-- Prompt --
Report the count of lines containing the word "heading" in the entries below, and nothing more.

(Items from a dataset)
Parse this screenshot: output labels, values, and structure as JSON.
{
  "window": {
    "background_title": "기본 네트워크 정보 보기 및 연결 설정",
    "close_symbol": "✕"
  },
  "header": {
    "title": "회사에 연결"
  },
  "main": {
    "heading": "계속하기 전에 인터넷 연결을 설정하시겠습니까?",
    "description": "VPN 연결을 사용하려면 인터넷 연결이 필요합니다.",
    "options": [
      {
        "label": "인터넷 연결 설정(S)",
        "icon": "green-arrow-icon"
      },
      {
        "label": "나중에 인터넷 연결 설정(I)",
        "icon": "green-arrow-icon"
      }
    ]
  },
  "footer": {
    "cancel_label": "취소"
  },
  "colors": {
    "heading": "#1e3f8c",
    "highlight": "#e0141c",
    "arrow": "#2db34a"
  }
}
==
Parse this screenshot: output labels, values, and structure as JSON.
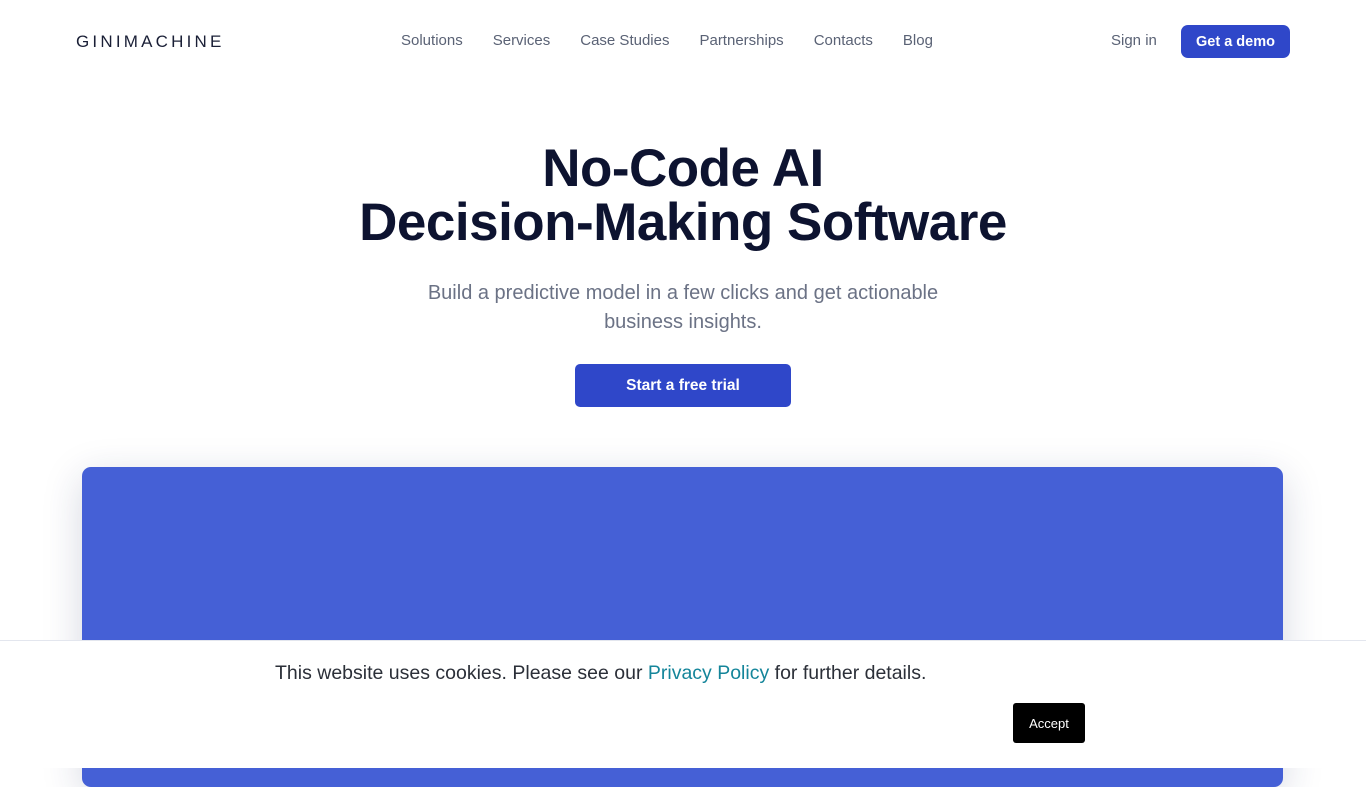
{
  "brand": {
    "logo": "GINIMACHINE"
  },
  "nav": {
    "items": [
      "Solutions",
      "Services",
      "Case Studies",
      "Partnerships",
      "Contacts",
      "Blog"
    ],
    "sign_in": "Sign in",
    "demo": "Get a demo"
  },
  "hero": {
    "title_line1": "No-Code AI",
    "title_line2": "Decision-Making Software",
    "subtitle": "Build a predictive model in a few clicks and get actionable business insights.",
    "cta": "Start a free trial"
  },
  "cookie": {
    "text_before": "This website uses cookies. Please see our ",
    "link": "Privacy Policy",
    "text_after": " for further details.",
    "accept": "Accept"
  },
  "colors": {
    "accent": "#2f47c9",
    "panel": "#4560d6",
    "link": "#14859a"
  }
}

-- Reply --
2